EXERCISE: Output the records that follow, with every character intact.

(Data about app and page elements)
★ ★ ★ ★
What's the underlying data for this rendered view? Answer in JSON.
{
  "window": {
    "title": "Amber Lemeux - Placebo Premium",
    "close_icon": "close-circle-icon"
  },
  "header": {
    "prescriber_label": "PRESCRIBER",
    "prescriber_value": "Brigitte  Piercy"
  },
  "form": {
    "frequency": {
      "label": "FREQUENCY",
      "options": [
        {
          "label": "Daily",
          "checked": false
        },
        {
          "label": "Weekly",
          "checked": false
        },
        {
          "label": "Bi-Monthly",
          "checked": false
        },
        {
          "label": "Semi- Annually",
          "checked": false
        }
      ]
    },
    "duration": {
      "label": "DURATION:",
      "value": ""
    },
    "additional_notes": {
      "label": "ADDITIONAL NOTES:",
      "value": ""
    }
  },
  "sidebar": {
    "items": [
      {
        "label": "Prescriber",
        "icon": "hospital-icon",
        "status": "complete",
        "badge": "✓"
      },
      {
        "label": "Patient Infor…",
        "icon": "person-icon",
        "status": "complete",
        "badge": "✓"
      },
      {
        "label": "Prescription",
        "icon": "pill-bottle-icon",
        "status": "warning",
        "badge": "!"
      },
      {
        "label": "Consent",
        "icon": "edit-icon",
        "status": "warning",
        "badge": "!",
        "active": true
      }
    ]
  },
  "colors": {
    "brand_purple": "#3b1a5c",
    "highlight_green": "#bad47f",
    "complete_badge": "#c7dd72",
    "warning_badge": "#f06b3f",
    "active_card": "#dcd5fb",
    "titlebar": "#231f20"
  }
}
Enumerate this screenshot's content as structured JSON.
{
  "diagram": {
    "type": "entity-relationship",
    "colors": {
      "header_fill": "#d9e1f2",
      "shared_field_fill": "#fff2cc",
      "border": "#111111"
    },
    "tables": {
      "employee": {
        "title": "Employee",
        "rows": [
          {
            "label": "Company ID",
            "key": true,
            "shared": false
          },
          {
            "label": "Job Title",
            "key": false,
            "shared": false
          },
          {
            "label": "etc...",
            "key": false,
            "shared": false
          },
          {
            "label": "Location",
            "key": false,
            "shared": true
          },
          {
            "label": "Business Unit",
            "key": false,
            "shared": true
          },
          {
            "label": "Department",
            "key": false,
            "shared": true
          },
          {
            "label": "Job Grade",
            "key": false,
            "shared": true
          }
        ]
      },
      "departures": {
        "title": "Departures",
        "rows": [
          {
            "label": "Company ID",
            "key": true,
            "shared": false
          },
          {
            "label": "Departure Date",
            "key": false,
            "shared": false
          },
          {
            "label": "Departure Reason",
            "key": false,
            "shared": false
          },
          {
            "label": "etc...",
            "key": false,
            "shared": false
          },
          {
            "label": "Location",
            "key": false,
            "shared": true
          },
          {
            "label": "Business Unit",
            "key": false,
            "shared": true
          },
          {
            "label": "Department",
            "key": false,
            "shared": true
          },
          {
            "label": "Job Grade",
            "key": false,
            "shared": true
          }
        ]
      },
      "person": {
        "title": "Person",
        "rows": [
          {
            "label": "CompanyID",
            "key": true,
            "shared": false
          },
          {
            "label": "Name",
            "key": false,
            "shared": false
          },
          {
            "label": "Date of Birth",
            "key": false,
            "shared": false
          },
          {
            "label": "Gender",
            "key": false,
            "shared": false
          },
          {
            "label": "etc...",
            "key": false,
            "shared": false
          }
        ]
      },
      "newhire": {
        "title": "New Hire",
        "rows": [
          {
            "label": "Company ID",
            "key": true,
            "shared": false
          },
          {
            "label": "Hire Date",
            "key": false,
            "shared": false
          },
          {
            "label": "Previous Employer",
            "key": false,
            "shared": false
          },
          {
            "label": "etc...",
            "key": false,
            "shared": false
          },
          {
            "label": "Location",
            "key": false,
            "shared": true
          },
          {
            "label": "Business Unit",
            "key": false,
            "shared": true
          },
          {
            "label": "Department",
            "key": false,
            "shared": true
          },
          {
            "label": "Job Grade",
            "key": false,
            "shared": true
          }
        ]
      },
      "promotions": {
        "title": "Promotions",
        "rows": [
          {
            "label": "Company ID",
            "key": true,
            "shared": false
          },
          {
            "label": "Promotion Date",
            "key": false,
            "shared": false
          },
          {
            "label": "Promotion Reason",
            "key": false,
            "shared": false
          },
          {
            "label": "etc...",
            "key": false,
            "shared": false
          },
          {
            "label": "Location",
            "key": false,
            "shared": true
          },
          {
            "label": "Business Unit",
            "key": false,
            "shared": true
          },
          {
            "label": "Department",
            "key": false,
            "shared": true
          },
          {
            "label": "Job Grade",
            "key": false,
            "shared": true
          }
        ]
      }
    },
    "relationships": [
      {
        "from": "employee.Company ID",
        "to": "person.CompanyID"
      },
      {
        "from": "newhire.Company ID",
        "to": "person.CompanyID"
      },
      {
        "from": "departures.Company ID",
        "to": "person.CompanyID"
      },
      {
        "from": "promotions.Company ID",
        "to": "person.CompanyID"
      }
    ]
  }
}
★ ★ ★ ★
YOUR SOLUTION:
What's the underlying data for this rendered view? Answer in JSON.
{
  "window": {
    "title": "Amber Lemeux - Placebo Premium",
    "close_icon": "close-circle-icon"
  },
  "header": {
    "prescriber_label": "PRESCRIBER",
    "prescriber_value": "Brigitte  Piercy"
  },
  "form": {
    "frequency": {
      "label": "FREQUENCY",
      "options": [
        {
          "label": "Daily",
          "checked": false
        },
        {
          "label": "Weekly",
          "checked": false
        },
        {
          "label": "Bi-Monthly",
          "checked": false
        },
        {
          "label": "Semi- Annually",
          "checked": false
        }
      ]
    },
    "duration": {
      "label": "DURATION:",
      "value": ""
    },
    "additional_notes": {
      "label": "ADDITIONAL NOTES:",
      "value": ""
    }
  },
  "sidebar": {
    "items": [
      {
        "label": "Prescriber",
        "icon": "hospital-icon",
        "status": "complete",
        "badge": "✓"
      },
      {
        "label": "Patient Infor…",
        "icon": "person-icon",
        "status": "complete",
        "badge": "✓"
      },
      {
        "label": "Prescription",
        "icon": "pill-bottle-icon",
        "status": "warning",
        "badge": "!"
      },
      {
        "label": "Consent",
        "icon": "edit-icon",
        "status": "warning",
        "badge": "!",
        "active": true
      }
    ]
  },
  "colors": {
    "brand_purple": "#3b1a5c",
    "highlight_green": "#bad47f",
    "complete_badge": "#c7dd72",
    "warning_badge": "#f06b3f",
    "active_card": "#dcd5fb",
    "titlebar": "#231f20"
  }
}
Enumerate this screenshot's content as structured JSON.
{
  "diagram": {
    "type": "entity-relationship",
    "colors": {
      "header_fill": "#d9e1f2",
      "shared_field_fill": "#fff2cc",
      "border": "#111111"
    },
    "tables": {
      "employee": {
        "title": "Employee",
        "rows": [
          {
            "label": "Company ID",
            "key": true,
            "shared": false
          },
          {
            "label": "Job Title",
            "key": false,
            "shared": false
          },
          {
            "label": "etc...",
            "key": false,
            "shared": false
          },
          {
            "label": "Location",
            "key": false,
            "shared": true
          },
          {
            "label": "Business Unit",
            "key": false,
            "shared": true
          },
          {
            "label": "Department",
            "key": false,
            "shared": true
          },
          {
            "label": "Job Grade",
            "key": false,
            "shared": true
          }
        ]
      },
      "departures": {
        "title": "Departures",
        "rows": [
          {
            "label": "Company ID",
            "key": true,
            "shared": false
          },
          {
            "label": "Departure Date",
            "key": false,
            "shared": false
          },
          {
            "label": "Departure Reason",
            "key": false,
            "shared": false
          },
          {
            "label": "etc...",
            "key": false,
            "shared": false
          },
          {
            "label": "Location",
            "key": false,
            "shared": true
          },
          {
            "label": "Business Unit",
            "key": false,
            "shared": true
          },
          {
            "label": "Department",
            "key": false,
            "shared": true
          },
          {
            "label": "Job Grade",
            "key": false,
            "shared": true
          }
        ]
      },
      "person": {
        "title": "Person",
        "rows": [
          {
            "label": "CompanyID",
            "key": true,
            "shared": false
          },
          {
            "label": "Name",
            "key": false,
            "shared": false
          },
          {
            "label": "Date of Birth",
            "key": false,
            "shared": false
          },
          {
            "label": "Gender",
            "key": false,
            "shared": false
          },
          {
            "label": "etc...",
            "key": false,
            "shared": false
          }
        ]
      },
      "newhire": {
        "title": "New Hire",
        "rows": [
          {
            "label": "Company ID",
            "key": true,
            "shared": false
          },
          {
            "label": "Hire Date",
            "key": false,
            "shared": false
          },
          {
            "label": "Previous Employer",
            "key": false,
            "shared": false
          },
          {
            "label": "etc...",
            "key": false,
            "shared": false
          },
          {
            "label": "Location",
            "key": false,
            "shared": true
          },
          {
            "label": "Business Unit",
            "key": false,
            "shared": true
          },
          {
            "label": "Department",
            "key": false,
            "shared": true
          },
          {
            "label": "Job Grade",
            "key": false,
            "shared": true
          }
        ]
      },
      "promotions": {
        "title": "Promotions",
        "rows": [
          {
            "label": "Company ID",
            "key": true,
            "shared": false
          },
          {
            "label": "Promotion Date",
            "key": false,
            "shared": false
          },
          {
            "label": "Promotion Reason",
            "key": false,
            "shared": false
          },
          {
            "label": "etc...",
            "key": false,
            "shared": false
          },
          {
            "label": "Location",
            "key": false,
            "shared": true
          },
          {
            "label": "Business Unit",
            "key": false,
            "shared": true
          },
          {
            "label": "Department",
            "key": false,
            "shared": true
          },
          {
            "label": "Job Grade",
            "key": false,
            "shared": true
          }
        ]
      }
    },
    "relationships": [
      {
        "from": "employee.Company ID",
        "to": "person.CompanyID"
      },
      {
        "from": "newhire.Company ID",
        "to": "person.CompanyID"
      },
      {
        "from": "departures.Company ID",
        "to": "person.CompanyID"
      },
      {
        "from": "promotions.Company ID",
        "to": "person.CompanyID"
      }
    ]
  }
}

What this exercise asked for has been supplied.